Saturday, 13 November 2010
Ah, the nap. One of my favourite mid-life discoveries. I was too energetic, antsy and - let's face it - caffeine fueled to appreciate the art of napping until I hit my 30's; now that I'm in my 41st year, I find that napping is one of those under appreciated pleasures I simply cannot live without.
To those of you who might say that napping's not an art, or that it's a luxury few can afford, I acknowledge that the pursuit of the perfect nap is not unlike the pursuit of the perfect cup of coffee: elusive and often disappointing, but oh so satisfying when you do find it.
To me, a really good nap has to be unplanned. It's not something you thumb into your BlackBerry calendar or block off on your day planner. A truly gratifying nap can only occur when you stumble upon a block of time in your day that you suddenly realize can in fact be sacrificed to the gods of slumber.
A nap should be at least 20 minutes long. But snore for longer than an hour and you'll wake up feeling more sloggy than refreshed. Snoozing should enhance your evening sleep, not supplant it. But the 20 minute thing is what makes napping so accessible. We can all find 20 minutes in our day. We just have to be willing to look for it, and sacrifice it on the altar of sleep.
I don't think you have to have kids to fully appreciate the restorative powers of a good nap, but it helps. After Jade came along, I quickly learned that crusty dishes, mountains of laundry, dust elephants and full email inboxes all paled in comparison to a snooze on the couch with her nestled snugly on my chest. I couldn't have survived the long nightly nursing sessions without those treasured daily naps. Baby Dylan's arrival has helped me rediscover the beauty of a good sleep, housework be damned! When I spy him snoring away with his arms thrown over his head in that utterly vulnerable, utterly content way only children have, I remember the inherent pleasure of a good nap and lay down beside him to partake of some zzzzs.
There's a good deal of guilt one has to overcome in order to perfect the art of napping. In this age of addictive social networking, high self-expectations and super-parenting, it's hard to stay offline, pursue a career, keep the house looking beautiful and dream up new ways to educationally entertain your kids. Naps? Ha! Those are for lonely, lazy people! Underachieving slackers! People who don't eat right or work out enough! Right?

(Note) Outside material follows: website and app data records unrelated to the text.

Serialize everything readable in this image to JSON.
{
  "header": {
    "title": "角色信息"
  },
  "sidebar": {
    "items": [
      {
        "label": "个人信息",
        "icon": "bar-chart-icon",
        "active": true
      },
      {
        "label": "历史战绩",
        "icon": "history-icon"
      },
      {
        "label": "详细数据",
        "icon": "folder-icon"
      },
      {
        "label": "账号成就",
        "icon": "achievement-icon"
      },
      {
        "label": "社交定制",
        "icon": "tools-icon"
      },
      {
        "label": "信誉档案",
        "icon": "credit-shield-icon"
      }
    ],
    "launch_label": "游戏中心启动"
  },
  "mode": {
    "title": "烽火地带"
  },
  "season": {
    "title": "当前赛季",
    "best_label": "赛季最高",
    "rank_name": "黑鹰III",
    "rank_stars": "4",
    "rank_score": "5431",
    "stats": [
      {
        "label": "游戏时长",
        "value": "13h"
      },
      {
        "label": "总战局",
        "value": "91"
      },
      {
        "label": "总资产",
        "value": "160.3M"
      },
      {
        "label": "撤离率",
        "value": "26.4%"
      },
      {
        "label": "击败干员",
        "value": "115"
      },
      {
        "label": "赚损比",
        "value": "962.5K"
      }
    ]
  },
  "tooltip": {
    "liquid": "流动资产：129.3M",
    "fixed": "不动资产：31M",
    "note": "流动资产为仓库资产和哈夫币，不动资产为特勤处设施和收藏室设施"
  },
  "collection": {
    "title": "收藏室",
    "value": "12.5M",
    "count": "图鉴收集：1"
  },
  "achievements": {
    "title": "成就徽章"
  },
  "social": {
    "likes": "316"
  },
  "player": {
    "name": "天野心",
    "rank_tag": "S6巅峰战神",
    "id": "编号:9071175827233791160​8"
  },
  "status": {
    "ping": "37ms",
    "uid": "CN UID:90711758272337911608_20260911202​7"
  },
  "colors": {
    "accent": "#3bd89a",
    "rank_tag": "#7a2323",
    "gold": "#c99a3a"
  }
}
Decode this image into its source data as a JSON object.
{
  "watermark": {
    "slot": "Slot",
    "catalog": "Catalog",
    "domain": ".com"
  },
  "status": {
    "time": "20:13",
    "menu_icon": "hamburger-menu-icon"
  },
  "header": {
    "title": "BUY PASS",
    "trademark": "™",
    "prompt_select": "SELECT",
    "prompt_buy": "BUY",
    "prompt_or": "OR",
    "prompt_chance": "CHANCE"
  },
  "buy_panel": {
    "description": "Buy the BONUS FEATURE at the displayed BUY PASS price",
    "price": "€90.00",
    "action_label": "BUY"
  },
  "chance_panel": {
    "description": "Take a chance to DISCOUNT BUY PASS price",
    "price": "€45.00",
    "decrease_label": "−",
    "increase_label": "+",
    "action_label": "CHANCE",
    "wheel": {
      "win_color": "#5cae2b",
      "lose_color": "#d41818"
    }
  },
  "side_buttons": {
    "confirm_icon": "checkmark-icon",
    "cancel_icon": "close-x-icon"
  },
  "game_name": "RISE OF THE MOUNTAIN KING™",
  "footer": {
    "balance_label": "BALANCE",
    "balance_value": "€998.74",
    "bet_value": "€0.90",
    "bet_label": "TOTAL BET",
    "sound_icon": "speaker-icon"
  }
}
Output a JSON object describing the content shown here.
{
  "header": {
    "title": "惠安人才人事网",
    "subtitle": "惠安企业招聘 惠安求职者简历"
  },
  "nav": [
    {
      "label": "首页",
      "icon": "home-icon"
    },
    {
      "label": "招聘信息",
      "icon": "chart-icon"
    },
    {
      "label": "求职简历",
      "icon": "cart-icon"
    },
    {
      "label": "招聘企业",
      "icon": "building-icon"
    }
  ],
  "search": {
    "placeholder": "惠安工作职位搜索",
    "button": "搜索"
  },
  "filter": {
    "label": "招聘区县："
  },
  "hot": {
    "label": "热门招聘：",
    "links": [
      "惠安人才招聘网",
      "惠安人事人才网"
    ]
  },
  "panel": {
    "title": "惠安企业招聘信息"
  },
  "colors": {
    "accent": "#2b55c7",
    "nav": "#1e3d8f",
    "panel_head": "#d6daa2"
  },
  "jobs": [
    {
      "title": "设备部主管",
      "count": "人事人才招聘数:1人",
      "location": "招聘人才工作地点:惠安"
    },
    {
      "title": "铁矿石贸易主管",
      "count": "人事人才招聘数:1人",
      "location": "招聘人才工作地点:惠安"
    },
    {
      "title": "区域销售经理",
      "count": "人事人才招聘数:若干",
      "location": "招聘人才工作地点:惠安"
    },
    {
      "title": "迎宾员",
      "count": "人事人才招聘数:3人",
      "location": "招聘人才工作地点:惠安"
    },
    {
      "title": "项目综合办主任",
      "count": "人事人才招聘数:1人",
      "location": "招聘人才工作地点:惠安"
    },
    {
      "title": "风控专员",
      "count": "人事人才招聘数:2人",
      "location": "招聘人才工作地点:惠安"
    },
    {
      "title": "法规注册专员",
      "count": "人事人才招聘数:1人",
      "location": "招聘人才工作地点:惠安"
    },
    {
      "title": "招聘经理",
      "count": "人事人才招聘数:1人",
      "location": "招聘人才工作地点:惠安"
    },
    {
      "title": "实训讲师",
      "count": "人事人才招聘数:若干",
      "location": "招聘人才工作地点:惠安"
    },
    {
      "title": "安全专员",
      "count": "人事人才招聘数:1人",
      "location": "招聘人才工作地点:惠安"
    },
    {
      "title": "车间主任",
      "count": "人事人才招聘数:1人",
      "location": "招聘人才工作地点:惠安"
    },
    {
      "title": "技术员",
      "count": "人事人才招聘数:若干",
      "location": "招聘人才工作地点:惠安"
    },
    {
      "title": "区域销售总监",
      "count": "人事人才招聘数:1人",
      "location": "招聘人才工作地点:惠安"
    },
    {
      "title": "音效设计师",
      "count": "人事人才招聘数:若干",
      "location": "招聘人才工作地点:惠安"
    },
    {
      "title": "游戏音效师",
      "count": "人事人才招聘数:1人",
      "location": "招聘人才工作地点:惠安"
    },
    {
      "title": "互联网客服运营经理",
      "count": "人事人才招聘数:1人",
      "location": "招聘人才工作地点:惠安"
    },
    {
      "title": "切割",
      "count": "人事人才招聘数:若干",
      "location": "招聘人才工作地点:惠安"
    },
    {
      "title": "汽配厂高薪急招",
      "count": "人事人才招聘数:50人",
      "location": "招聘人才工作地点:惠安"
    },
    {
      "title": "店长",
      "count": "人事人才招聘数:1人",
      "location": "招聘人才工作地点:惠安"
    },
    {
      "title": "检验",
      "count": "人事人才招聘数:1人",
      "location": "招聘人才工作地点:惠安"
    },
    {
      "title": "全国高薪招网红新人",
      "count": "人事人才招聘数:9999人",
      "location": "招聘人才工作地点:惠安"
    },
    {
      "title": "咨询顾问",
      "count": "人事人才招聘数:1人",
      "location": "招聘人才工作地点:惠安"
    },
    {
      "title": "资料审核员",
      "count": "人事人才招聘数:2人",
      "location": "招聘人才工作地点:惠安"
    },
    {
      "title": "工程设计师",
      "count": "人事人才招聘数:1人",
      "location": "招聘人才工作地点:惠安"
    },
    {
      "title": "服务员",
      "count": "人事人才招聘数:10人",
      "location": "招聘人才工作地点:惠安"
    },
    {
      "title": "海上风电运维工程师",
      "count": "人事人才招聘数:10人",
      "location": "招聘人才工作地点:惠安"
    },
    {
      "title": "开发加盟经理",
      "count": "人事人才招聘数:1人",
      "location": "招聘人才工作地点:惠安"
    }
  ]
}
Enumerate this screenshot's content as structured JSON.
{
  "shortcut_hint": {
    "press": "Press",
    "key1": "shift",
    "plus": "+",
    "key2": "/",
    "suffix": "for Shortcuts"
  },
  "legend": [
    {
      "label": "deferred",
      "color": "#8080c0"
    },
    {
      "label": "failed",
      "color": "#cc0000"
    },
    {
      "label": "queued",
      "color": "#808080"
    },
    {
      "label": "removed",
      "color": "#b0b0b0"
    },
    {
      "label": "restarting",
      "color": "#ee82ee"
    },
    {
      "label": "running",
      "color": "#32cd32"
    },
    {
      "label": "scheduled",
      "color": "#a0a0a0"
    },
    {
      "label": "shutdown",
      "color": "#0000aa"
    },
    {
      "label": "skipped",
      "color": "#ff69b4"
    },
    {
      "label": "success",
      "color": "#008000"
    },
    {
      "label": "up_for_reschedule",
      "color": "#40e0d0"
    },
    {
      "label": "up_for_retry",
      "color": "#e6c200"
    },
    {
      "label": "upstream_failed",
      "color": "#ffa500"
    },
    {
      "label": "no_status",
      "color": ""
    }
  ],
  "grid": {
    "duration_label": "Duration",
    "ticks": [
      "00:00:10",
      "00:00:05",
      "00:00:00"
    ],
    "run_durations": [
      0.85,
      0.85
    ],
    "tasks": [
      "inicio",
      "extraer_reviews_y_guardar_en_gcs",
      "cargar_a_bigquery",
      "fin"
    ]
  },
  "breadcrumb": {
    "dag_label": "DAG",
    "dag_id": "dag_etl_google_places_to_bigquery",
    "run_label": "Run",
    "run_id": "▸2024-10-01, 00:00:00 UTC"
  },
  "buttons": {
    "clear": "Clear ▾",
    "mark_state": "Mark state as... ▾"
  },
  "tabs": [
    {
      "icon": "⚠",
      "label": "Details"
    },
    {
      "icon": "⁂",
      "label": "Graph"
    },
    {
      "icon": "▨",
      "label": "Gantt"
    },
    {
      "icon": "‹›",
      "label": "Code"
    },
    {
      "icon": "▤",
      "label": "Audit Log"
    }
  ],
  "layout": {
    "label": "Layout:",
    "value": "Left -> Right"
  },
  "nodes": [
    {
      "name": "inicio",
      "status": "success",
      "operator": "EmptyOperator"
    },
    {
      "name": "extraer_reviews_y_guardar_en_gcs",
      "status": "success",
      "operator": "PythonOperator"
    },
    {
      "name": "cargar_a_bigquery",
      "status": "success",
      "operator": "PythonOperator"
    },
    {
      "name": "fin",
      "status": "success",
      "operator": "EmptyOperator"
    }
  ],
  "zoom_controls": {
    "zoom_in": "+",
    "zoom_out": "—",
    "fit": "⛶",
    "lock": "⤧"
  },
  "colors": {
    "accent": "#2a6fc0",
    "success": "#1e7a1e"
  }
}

Well, all I can tell you is that even on my most energetic days, naps have saved my sanity countless times and become a simple act of self-preservation. I come up with some of my most creative ideas as I'm drifting off to happy nappy land. I'm a better spouse and mother when I've taken that precious time out of my day to recharge. Trust me: napping is more than just an art we should all attempt to master. It's a life preserver in our hectic, scary-busy sea of life.